### AIM OF THE TASK
For each line below that contains the word "this", return that line.

### ENTRIES SHOWN

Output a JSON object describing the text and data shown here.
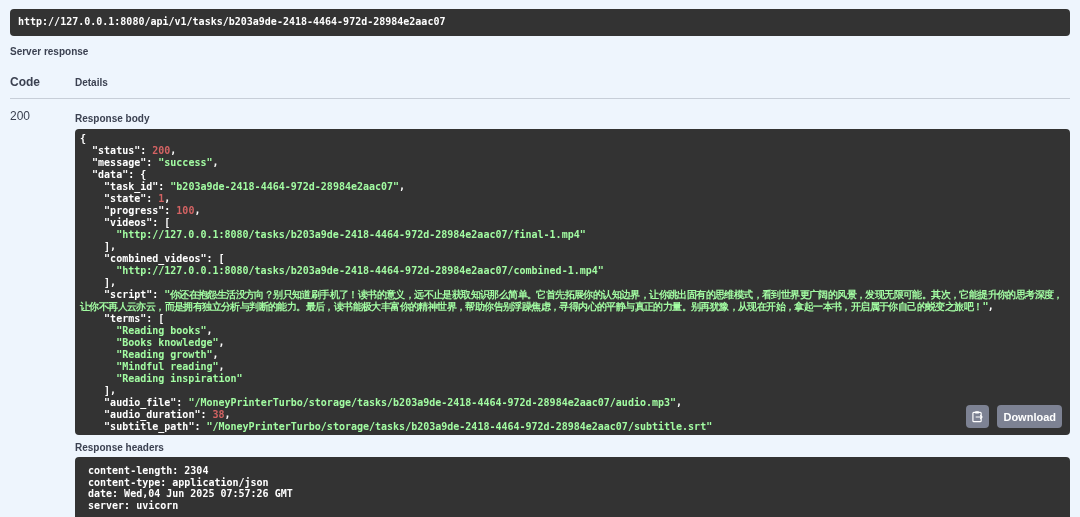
{
  "request_url": {
    "value": "http://127.0.0.1:8080/api/v1/tasks/b203a9de-2418-4464-972d-28984e2aac07"
  },
  "server_response": {
    "title": "Server response",
    "columns": [
      "Code",
      "Details"
    ],
    "code": "200",
    "response_body": {
      "label": "Response body",
      "lines": [
        [
          {
            "kind": "plain",
            "text": "{"
          }
        ],
        [
          {
            "kind": "plain",
            "text": "  \"status\": "
          },
          {
            "kind": "number",
            "text": "200"
          },
          {
            "kind": "plain",
            "text": ","
          }
        ],
        [
          {
            "kind": "plain",
            "text": "  \"message\": "
          },
          {
            "kind": "string",
            "text": "\"success\""
          },
          {
            "kind": "plain",
            "text": ","
          }
        ],
        [
          {
            "kind": "plain",
            "text": "  \"data\": {"
          }
        ],
        [
          {
            "kind": "plain",
            "text": "    \"task_id\": "
          },
          {
            "kind": "string",
            "text": "\"b203a9de-2418-4464-972d-28984e2aac07\""
          },
          {
            "kind": "plain",
            "text": ","
          }
        ],
        [
          {
            "kind": "plain",
            "text": "    \"state\": "
          },
          {
            "kind": "number",
            "text": "1"
          },
          {
            "kind": "plain",
            "text": ","
          }
        ],
        [
          {
            "kind": "plain",
            "text": "    \"progress\": "
          },
          {
            "kind": "number",
            "text": "100"
          },
          {
            "kind": "plain",
            "text": ","
          }
        ],
        [
          {
            "kind": "plain",
            "text": "    \"videos\": ["
          }
        ],
        [
          {
            "kind": "string",
            "text": "      \"http://127.0.0.1:8080/tasks/b203a9de-2418-4464-972d-28984e2aac07/final-1.mp4\""
          }
        ],
        [
          {
            "kind": "plain",
            "text": "    ],"
          }
        ],
        [
          {
            "kind": "plain",
            "text": "    \"combined_videos\": ["
          }
        ],
        [
          {
            "kind": "string",
            "text": "      \"http://127.0.0.1:8080/tasks/b203a9de-2418-4464-972d-28984e2aac07/combined-1.mp4\""
          }
        ],
        [
          {
            "kind": "plain",
            "text": "    ],"
          }
        ],
        [
          {
            "kind": "plain",
            "text": "    \"script\": "
          },
          {
            "kind": "string",
            "text": "\"你还在抱怨生活没方向？别只知道刷手机了！读书的意义，远不止是获取知识那么简单。它首先拓展你的认知边界，让你跳出固有的思维模式，看到世界更广阔的风景，发现无限可能。其次，它能提升你的思考深度，让你不再人云亦云，而是拥有独立分析与判断的能力。最后，读书能极大丰富你的精神世界，帮助你告别浮躁焦虑，寻得内心的平静与真正的力量。别再犹豫，从现在开始，拿起一本书，开启属于你自己的蜕变之旅吧！\""
          },
          {
            "kind": "plain",
            "text": ","
          }
        ],
        [
          {
            "kind": "plain",
            "text": "    \"terms\": ["
          }
        ],
        [
          {
            "kind": "string",
            "text": "      \"Reading books\""
          },
          {
            "kind": "plain",
            "text": ","
          }
        ],
        [
          {
            "kind": "string",
            "text": "      \"Books knowledge\""
          },
          {
            "kind": "plain",
            "text": ","
          }
        ],
        [
          {
            "kind": "string",
            "text": "      \"Reading growth\""
          },
          {
            "kind": "plain",
            "text": ","
          }
        ],
        [
          {
            "kind": "string",
            "text": "      \"Mindful reading\""
          },
          {
            "kind": "plain",
            "text": ","
          }
        ],
        [
          {
            "kind": "string",
            "text": "      \"Reading inspiration\""
          }
        ],
        [
          {
            "kind": "plain",
            "text": "    ],"
          }
        ],
        [
          {
            "kind": "plain",
            "text": "    \"audio_file\": "
          },
          {
            "kind": "string",
            "text": "\"/MoneyPrinterTurbo/storage/tasks/b203a9de-2418-4464-972d-28984e2aac07/audio.mp3\""
          },
          {
            "kind": "plain",
            "text": ","
          }
        ],
        [
          {
            "kind": "plain",
            "text": "    \"audio_duration\": "
          },
          {
            "kind": "number",
            "text": "38"
          },
          {
            "kind": "plain",
            "text": ","
          }
        ],
        [
          {
            "kind": "plain",
            "text": "    \"subtitle_path\": "
          },
          {
            "kind": "string",
            "text": "\"/MoneyPrinterTurbo/storage/tasks/b203a9de-2418-4464-972d-28984e2aac07/subtitle.srt\""
          }
        ]
      ],
      "buttons": [
        {
          "kind": "copy"
        },
        {
          "kind": "download",
          "label": "Download"
        }
      ]
    },
    "response_headers": {
      "label": "Response headers",
      "lines": [
        "content-length: 2304",
        "content-type: application/json",
        "date: Wed,04 Jun 2025 07:57:26 GMT",
        "server: uvicorn"
      ]
    }
  }
}
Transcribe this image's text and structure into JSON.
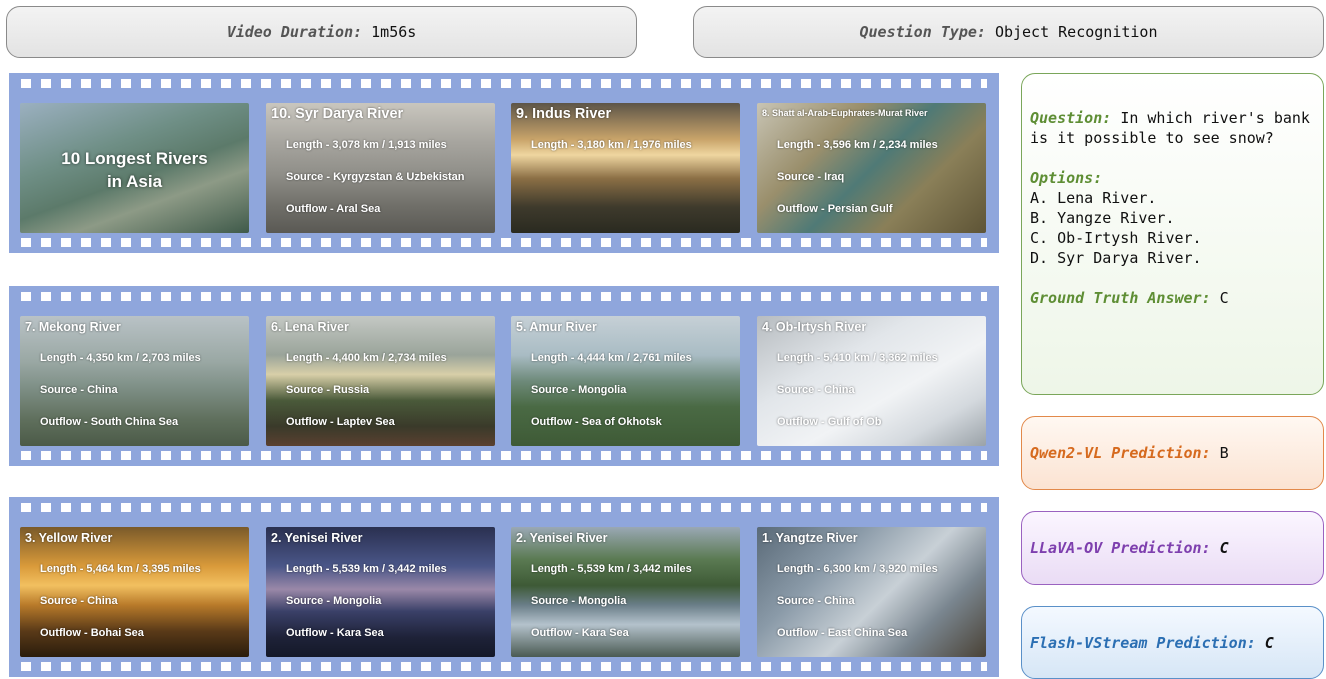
{
  "header": {
    "duration_label": "Video Duration:",
    "duration_value": "1m56s",
    "qtype_label": "Question Type:",
    "qtype_value": "Object Recognition"
  },
  "frames": {
    "f1": {
      "title": "10 Longest Rivers\nin Asia"
    },
    "f2": {
      "title": "10. Syr Darya River",
      "length": "Length - 3,078 km / 1,913 miles",
      "source": "Source - Kyrgyzstan & Uzbekistan",
      "outflow": "Outflow - Aral Sea"
    },
    "f3": {
      "title": "9. Indus River",
      "length": "Length - 3,180 km / 1,976 miles"
    },
    "f4": {
      "title": "8. Shatt al-Arab-Euphrates-Murat River",
      "length": "Length - 3,596 km / 2,234 miles",
      "source": "Source - Iraq",
      "outflow": "Outflow - Persian Gulf"
    },
    "f5": {
      "title": "7. Mekong River",
      "length": "Length - 4,350 km / 2,703 miles",
      "source": "Source - China",
      "outflow": "Outflow - South China Sea"
    },
    "f6": {
      "title": "6. Lena River",
      "length": "Length - 4,400 km / 2,734 miles",
      "source": "Source - Russia",
      "outflow": "Outflow - Laptev Sea"
    },
    "f7": {
      "title": "5. Amur River",
      "length": "Length - 4,444 km / 2,761 miles",
      "source": "Source - Mongolia",
      "outflow": "Outflow - Sea of Okhotsk"
    },
    "f8": {
      "title": "4. Ob-Irtysh River",
      "length": "Length - 5,410 km / 3,362 miles",
      "source": "Source - China",
      "outflow": "Outflow - Gulf of Ob"
    },
    "f9": {
      "title": "3. Yellow River",
      "length": "Length - 5,464 km / 3,395 miles",
      "source": "Source - China",
      "outflow": "Outflow - Bohai Sea"
    },
    "f10": {
      "title": "2. Yenisei River",
      "length": "Length - 5,539 km / 3,442 miles",
      "source": "Source - Mongolia",
      "outflow": "Outflow - Kara Sea"
    },
    "f11": {
      "title": "2. Yenisei River",
      "length": "Length - 5,539 km / 3,442 miles",
      "source": "Source - Mongolia",
      "outflow": "Outflow - Kara Sea"
    },
    "f12": {
      "title": "1. Yangtze River",
      "length": "Length - 6,300 km / 3,920 miles",
      "source": "Source - China",
      "outflow": "Outflow - East China Sea"
    }
  },
  "question": {
    "label": "Question:",
    "text": "In which river's bank is it possible to see snow?",
    "options_label": "Options:",
    "options": [
      "A. Lena River.",
      "B. Yangze River.",
      "C. Ob-Irtysh River.",
      "D. Syr Darya River."
    ],
    "answer_label": "Ground Truth Answer:",
    "answer_value": "C"
  },
  "predictions": {
    "qwen": {
      "label": "Qwen2-VL Prediction:",
      "value": "B"
    },
    "llava": {
      "label": "LLaVA-OV Prediction:",
      "value": "C"
    },
    "flash": {
      "label": "Flash-VStream Prediction:",
      "value": "C"
    }
  }
}
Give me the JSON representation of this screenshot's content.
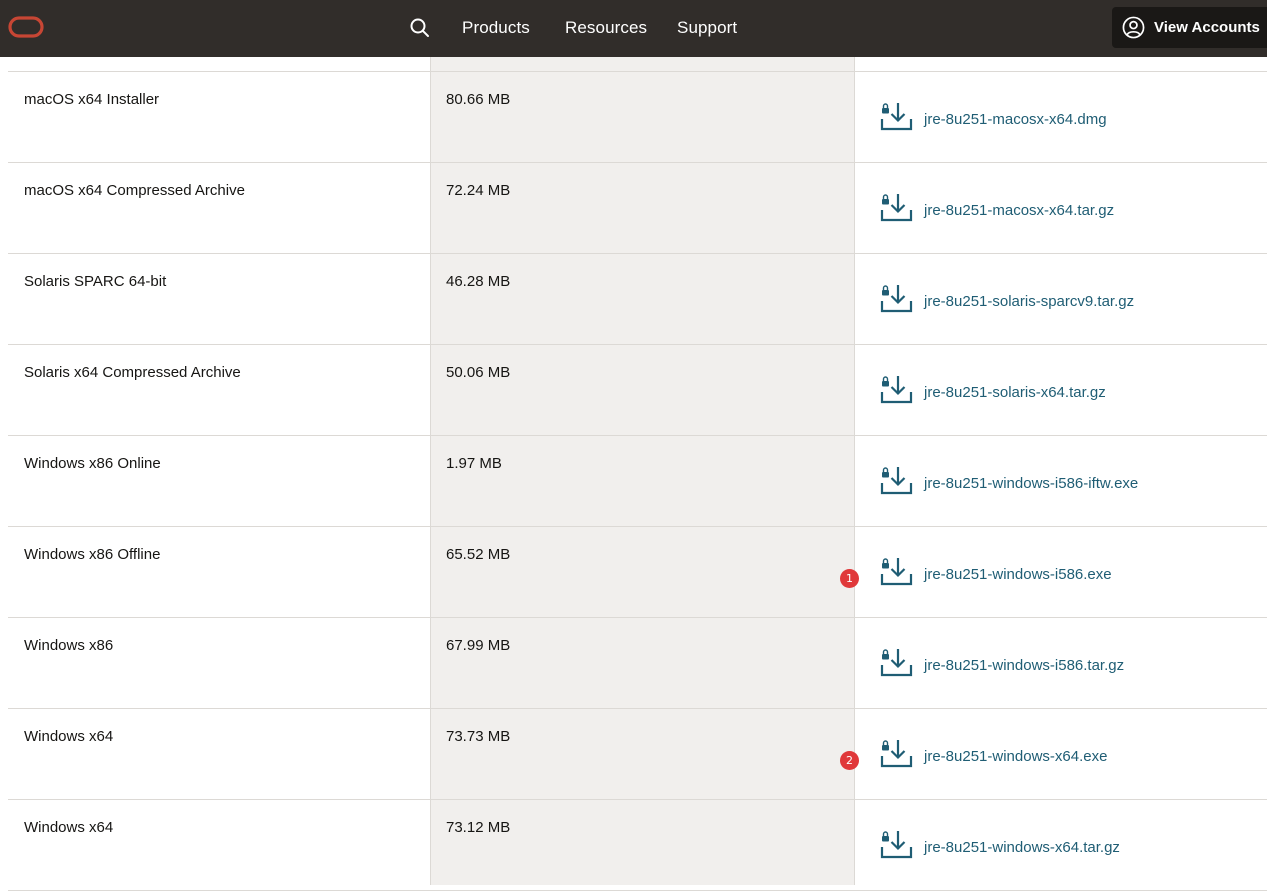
{
  "header": {
    "logo_icon": "oracle-logo-icon",
    "search_icon": "search-icon",
    "nav": [
      "Products",
      "Resources",
      "Support"
    ],
    "account_icon": "user-circle-icon",
    "account_label": "View Accounts",
    "colors": {
      "bar": "#312d2a",
      "logo": "#c74634"
    }
  },
  "table": {
    "link_color": "#1f5d74",
    "download_icon": "download-lock-icon",
    "rows": [
      {
        "product": "macOS x64 Installer",
        "size": "80.66 MB",
        "file": "jre-8u251-macosx-x64.dmg"
      },
      {
        "product": "macOS x64 Compressed Archive",
        "size": "72.24 MB",
        "file": "jre-8u251-macosx-x64.tar.gz"
      },
      {
        "product": "Solaris SPARC 64-bit",
        "size": "46.28 MB",
        "file": "jre-8u251-solaris-sparcv9.tar.gz"
      },
      {
        "product": "Solaris x64 Compressed Archive",
        "size": "50.06 MB",
        "file": "jre-8u251-solaris-x64.tar.gz"
      },
      {
        "product": "Windows x86 Online",
        "size": "1.97 MB",
        "file": "jre-8u251-windows-i586-iftw.exe"
      },
      {
        "product": "Windows x86 Offline",
        "size": "65.52 MB",
        "file": "jre-8u251-windows-i586.exe",
        "badge": "1"
      },
      {
        "product": "Windows x86",
        "size": "67.99 MB",
        "file": "jre-8u251-windows-i586.tar.gz"
      },
      {
        "product": "Windows x64",
        "size": "73.73 MB",
        "file": "jre-8u251-windows-x64.exe",
        "badge": "2"
      },
      {
        "product": "Windows x64",
        "size": "73.12 MB",
        "file": "jre-8u251-windows-x64.tar.gz"
      }
    ]
  }
}
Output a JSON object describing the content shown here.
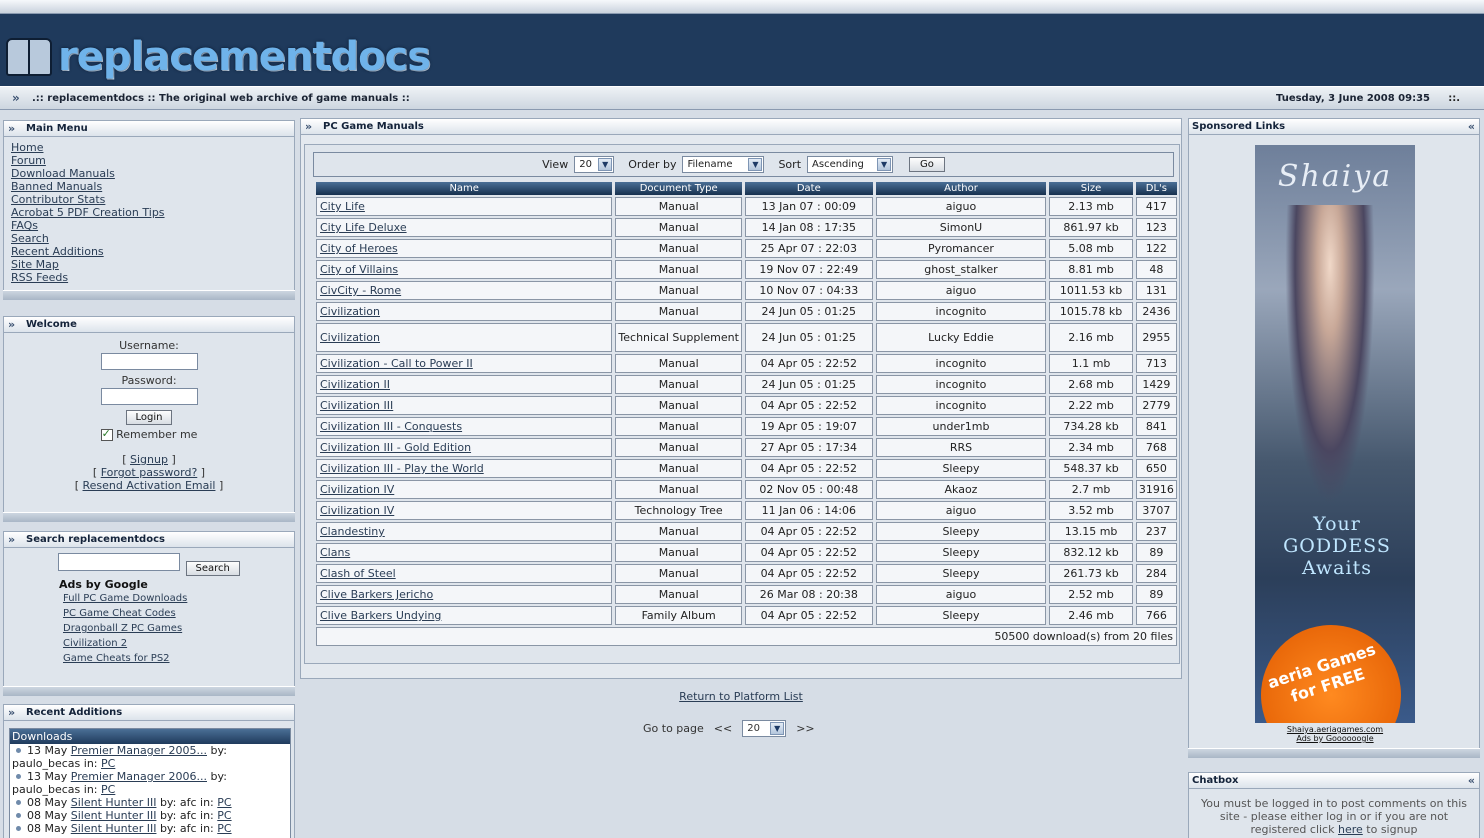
{
  "header": {
    "logo_text": "replacementdocs",
    "tagline": ".:: replacementdocs :: The original web archive of game manuals ::",
    "datetime": "Tuesday, 3 June 2008 09:35",
    "dots": "::."
  },
  "main_menu": {
    "title": "Main Menu",
    "items": [
      "Home",
      "Forum",
      "Download Manuals",
      "Banned Manuals",
      "Contributor Stats",
      "Acrobat 5 PDF Creation Tips",
      "FAQs",
      "Search",
      "Recent Additions",
      "Site Map",
      "RSS Feeds"
    ]
  },
  "welcome": {
    "title": "Welcome",
    "username_label": "Username:",
    "password_label": "Password:",
    "login_button": "Login",
    "remember_label": "Remember me",
    "signup": "Signup",
    "forgot": "Forgot password?",
    "resend": "Resend Activation Email",
    "lb": "[",
    "rb": "]"
  },
  "search_box": {
    "title": "Search replacementdocs",
    "button": "Search",
    "ads_title": "Ads by Google",
    "ads": [
      "Full PC Game Downloads",
      "PC Game Cheat Codes",
      "Dragonball Z PC Games",
      "Civilization 2",
      "Game Cheats for PS2"
    ]
  },
  "recent": {
    "title": "Recent Additions",
    "section": "Downloads",
    "items": [
      {
        "date": "13 May",
        "title": "Premier Manager 2005...",
        "by": "by:",
        "user": "paulo_becas",
        "in": "in:",
        "platform": "PC"
      },
      {
        "date": "13 May",
        "title": "Premier Manager 2006...",
        "by": "by:",
        "user": "paulo_becas",
        "in": "in:",
        "platform": "PC"
      },
      {
        "date": "08 May",
        "title": "Silent Hunter III",
        "by": "by:",
        "user": "afc",
        "in": "in:",
        "platform": "PC"
      },
      {
        "date": "08 May",
        "title": "Silent Hunter III",
        "by": "by:",
        "user": "afc",
        "in": "in:",
        "platform": "PC"
      },
      {
        "date": "08 May",
        "title": "Silent Hunter III",
        "by": "by:",
        "user": "afc",
        "in": "in:",
        "platform": "PC"
      }
    ]
  },
  "manuals": {
    "title": "PC Game Manuals",
    "view_label": "View",
    "view_value": "20",
    "order_label": "Order by",
    "order_value": "Filename",
    "sort_label": "Sort",
    "sort_value": "Ascending",
    "go_button": "Go",
    "columns": [
      "Name",
      "Document Type",
      "Date",
      "Author",
      "Size",
      "DL's"
    ],
    "rows": [
      [
        "City Life",
        "Manual",
        "13 Jan 07 : 00:09",
        "aiguo",
        "2.13 mb",
        "417"
      ],
      [
        "City Life Deluxe",
        "Manual",
        "14 Jan 08 : 17:35",
        "SimonU",
        "861.97 kb",
        "123"
      ],
      [
        "City of Heroes",
        "Manual",
        "25 Apr 07 : 22:03",
        "Pyromancer",
        "5.08 mb",
        "122"
      ],
      [
        "City of Villains",
        "Manual",
        "19 Nov 07 : 22:49",
        "ghost_stalker",
        "8.81 mb",
        "48"
      ],
      [
        "CivCity - Rome",
        "Manual",
        "10 Nov 07 : 04:33",
        "aiguo",
        "1011.53 kb",
        "131"
      ],
      [
        "Civilization",
        "Manual",
        "24 Jun 05 : 01:25",
        "incognito",
        "1015.78 kb",
        "2436"
      ],
      [
        "Civilization",
        "Technical Supplement",
        "24 Jun 05 : 01:25",
        "Lucky Eddie",
        "2.16 mb",
        "2955"
      ],
      [
        "Civilization - Call to Power II",
        "Manual",
        "04 Apr 05 : 22:52",
        "incognito",
        "1.1 mb",
        "713"
      ],
      [
        "Civilization II",
        "Manual",
        "24 Jun 05 : 01:25",
        "incognito",
        "2.68 mb",
        "1429"
      ],
      [
        "Civilization III",
        "Manual",
        "04 Apr 05 : 22:52",
        "incognito",
        "2.22 mb",
        "2779"
      ],
      [
        "Civilization III - Conquests",
        "Manual",
        "19 Apr 05 : 19:07",
        "under1mb",
        "734.28 kb",
        "841"
      ],
      [
        "Civilization III - Gold Edition",
        "Manual",
        "27 Apr 05 : 17:34",
        "RRS",
        "2.34 mb",
        "768"
      ],
      [
        "Civilization III - Play the World",
        "Manual",
        "04 Apr 05 : 22:52",
        "Sleepy",
        "548.37 kb",
        "650"
      ],
      [
        "Civilization IV",
        "Manual",
        "02 Nov 05 : 00:48",
        "Akaoz",
        "2.7 mb",
        "31916"
      ],
      [
        "Civilization IV",
        "Technology Tree",
        "11 Jan 06 : 14:06",
        "aiguo",
        "3.52 mb",
        "3707"
      ],
      [
        "Clandestiny",
        "Manual",
        "04 Apr 05 : 22:52",
        "Sleepy",
        "13.15 mb",
        "237"
      ],
      [
        "Clans",
        "Manual",
        "04 Apr 05 : 22:52",
        "Sleepy",
        "832.12 kb",
        "89"
      ],
      [
        "Clash of Steel",
        "Manual",
        "04 Apr 05 : 22:52",
        "Sleepy",
        "261.73 kb",
        "284"
      ],
      [
        "Clive Barkers Jericho",
        "Manual",
        "26 Mar 08 : 20:38",
        "aiguo",
        "2.52 mb",
        "89"
      ],
      [
        "Clive Barkers Undying",
        "Family Album",
        "04 Apr 05 : 22:52",
        "Sleepy",
        "2.46 mb",
        "766"
      ]
    ],
    "footer": "50500 download(s) from 20 files",
    "return_link": "Return to Platform List",
    "goto_label": "Go to page",
    "prev": "<<",
    "page_value": "20",
    "next": ">>"
  },
  "sponsored": {
    "title": "Sponsored Links",
    "ad_title": "Shaiya",
    "ad_tagline": "Your GODDESS Awaits",
    "ad_badge": "aeria Games for FREE",
    "ad_url": "Shaiya.aeriagames.com",
    "ads_by": "Ads by Goooooogle"
  },
  "chatbox": {
    "title": "Chatbox",
    "message_pre": "You must be logged in to post comments on this site - please either log in or if you are not registered click",
    "here": "here",
    "message_post": "to signup"
  }
}
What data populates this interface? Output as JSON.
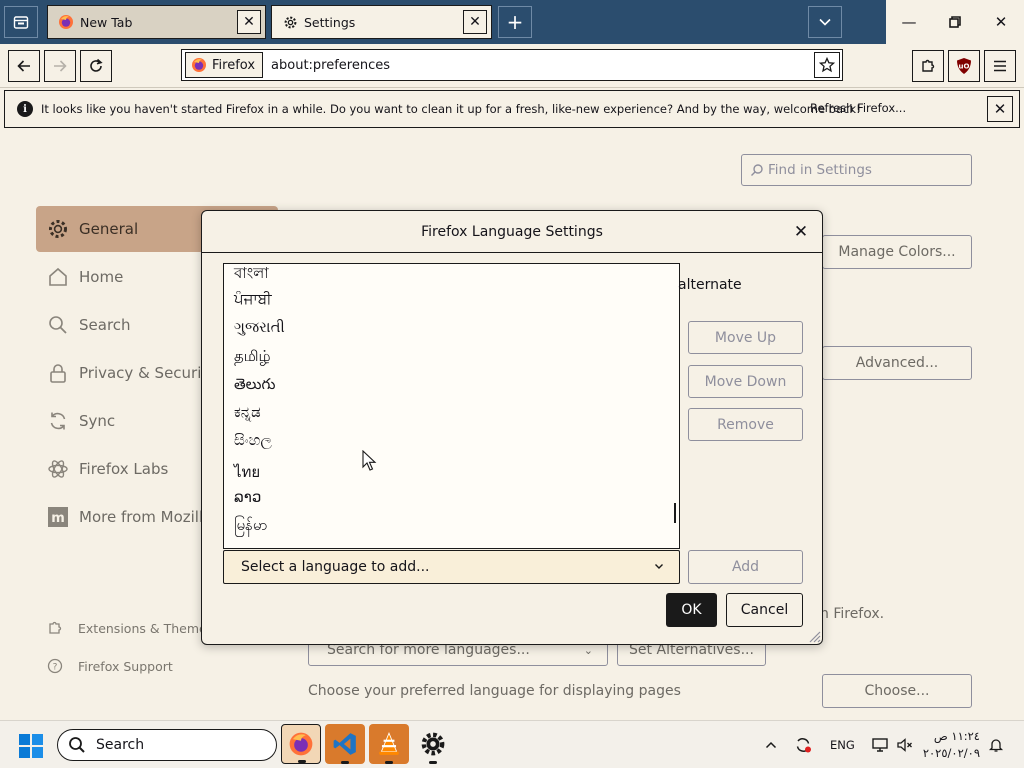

### RESULT OF THE TASK
Transcribe this image's text and structure into JSON.
Give me the JSON representation of this screenshot's content.
    "message_pre": "You must be logged in to post comments on this site - please either log in or if you are not registered click",
What data populates this interface? Output as JSON.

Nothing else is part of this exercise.